=== DATASET EXCERPTS ===

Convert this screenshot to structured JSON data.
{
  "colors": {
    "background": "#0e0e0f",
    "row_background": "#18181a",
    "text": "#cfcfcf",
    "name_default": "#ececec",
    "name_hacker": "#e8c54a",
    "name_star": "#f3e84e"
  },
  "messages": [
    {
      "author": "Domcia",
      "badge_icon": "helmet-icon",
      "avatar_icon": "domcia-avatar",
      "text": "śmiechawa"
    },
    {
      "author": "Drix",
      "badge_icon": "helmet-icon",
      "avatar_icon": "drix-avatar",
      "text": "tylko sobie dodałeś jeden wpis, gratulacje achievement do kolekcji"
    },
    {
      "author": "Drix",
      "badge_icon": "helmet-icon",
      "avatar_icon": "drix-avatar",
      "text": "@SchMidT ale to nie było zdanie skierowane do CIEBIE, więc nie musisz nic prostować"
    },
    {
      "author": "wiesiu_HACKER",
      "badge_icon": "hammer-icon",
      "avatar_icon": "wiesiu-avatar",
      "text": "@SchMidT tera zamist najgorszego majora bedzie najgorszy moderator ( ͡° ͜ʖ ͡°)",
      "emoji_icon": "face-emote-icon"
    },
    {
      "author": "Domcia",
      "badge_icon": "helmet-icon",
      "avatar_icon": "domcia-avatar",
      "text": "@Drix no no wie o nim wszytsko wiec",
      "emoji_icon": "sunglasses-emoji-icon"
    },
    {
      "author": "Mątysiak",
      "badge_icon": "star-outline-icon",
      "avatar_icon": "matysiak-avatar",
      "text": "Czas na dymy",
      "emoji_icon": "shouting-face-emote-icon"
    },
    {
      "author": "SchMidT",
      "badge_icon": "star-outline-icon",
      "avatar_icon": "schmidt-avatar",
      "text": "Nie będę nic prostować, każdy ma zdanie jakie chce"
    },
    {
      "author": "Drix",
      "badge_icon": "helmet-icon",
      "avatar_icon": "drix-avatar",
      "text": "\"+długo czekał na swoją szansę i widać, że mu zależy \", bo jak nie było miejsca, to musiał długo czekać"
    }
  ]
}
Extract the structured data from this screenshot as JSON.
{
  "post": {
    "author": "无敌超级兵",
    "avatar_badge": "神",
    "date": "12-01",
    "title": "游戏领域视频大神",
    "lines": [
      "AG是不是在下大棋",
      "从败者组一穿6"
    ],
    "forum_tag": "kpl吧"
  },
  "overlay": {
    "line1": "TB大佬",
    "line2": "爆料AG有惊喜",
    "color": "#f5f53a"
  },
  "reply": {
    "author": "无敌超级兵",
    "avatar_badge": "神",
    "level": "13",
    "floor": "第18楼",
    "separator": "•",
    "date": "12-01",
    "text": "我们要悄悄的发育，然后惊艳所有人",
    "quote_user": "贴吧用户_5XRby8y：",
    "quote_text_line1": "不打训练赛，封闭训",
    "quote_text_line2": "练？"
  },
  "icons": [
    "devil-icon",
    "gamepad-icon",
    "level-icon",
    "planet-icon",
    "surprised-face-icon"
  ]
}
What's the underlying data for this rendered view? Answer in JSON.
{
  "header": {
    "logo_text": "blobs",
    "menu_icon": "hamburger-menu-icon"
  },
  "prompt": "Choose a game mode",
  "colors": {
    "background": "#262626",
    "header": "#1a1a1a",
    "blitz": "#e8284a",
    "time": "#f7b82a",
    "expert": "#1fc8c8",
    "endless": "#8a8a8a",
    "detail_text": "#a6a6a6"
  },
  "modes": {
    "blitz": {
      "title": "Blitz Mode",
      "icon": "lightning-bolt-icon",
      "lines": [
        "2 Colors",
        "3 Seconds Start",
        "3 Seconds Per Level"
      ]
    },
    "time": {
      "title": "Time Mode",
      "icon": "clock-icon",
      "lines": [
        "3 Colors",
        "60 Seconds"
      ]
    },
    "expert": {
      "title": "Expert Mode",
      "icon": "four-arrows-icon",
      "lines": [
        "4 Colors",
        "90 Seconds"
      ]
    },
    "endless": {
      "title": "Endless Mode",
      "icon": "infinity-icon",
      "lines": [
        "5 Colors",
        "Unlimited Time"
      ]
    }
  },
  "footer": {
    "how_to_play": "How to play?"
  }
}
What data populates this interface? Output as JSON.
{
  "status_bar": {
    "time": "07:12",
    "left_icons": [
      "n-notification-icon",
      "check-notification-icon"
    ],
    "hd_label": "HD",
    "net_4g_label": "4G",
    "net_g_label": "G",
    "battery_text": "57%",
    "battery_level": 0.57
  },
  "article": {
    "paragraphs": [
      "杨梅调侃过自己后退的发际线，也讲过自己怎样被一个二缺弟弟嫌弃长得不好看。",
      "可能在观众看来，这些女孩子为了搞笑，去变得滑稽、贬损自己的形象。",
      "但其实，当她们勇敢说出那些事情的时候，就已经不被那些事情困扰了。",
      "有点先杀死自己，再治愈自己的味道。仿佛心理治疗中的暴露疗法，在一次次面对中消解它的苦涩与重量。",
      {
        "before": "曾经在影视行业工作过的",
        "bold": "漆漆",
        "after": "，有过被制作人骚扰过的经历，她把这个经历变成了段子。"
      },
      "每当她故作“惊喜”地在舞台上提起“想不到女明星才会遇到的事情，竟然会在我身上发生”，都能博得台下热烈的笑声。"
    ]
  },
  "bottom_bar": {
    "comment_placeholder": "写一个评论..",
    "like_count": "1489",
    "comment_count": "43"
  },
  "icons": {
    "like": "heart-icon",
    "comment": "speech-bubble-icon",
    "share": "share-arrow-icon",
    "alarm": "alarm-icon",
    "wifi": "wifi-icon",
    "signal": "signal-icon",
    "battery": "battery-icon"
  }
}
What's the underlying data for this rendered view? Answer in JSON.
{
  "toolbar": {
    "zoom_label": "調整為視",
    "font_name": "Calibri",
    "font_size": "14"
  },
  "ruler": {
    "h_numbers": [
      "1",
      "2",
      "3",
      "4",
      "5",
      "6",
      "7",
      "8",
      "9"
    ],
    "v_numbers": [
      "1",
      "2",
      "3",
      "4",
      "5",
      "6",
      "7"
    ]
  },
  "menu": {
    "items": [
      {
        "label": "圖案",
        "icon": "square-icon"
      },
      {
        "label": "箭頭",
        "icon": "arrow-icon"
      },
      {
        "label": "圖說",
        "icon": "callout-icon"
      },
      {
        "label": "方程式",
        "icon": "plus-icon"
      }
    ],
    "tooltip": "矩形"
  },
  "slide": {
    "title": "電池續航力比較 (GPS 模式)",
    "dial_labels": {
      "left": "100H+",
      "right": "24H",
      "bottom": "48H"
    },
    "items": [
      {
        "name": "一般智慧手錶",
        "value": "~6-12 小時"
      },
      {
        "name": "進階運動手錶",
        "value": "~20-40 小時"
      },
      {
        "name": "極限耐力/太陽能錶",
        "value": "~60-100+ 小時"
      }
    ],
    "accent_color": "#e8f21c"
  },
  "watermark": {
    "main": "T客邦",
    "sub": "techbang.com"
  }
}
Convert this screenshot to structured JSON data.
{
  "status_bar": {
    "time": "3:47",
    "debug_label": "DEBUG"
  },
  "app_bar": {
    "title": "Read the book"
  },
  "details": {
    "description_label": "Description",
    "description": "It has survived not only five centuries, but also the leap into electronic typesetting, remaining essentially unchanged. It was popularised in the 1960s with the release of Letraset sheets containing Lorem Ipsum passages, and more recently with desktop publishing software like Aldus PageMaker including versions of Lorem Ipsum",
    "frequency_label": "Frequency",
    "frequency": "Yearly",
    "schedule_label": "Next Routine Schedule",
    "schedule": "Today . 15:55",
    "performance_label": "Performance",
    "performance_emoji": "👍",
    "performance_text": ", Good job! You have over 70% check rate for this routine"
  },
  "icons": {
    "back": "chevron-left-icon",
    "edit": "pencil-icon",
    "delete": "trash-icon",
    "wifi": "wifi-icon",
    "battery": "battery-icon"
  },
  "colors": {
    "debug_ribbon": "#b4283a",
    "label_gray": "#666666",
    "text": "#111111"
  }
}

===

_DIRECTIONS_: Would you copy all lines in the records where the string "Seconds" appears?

_TASK ANSWER_:
        "3 Seconds Start",
        "3 Seconds Per Level"
        "60 Seconds"
        "90 Seconds"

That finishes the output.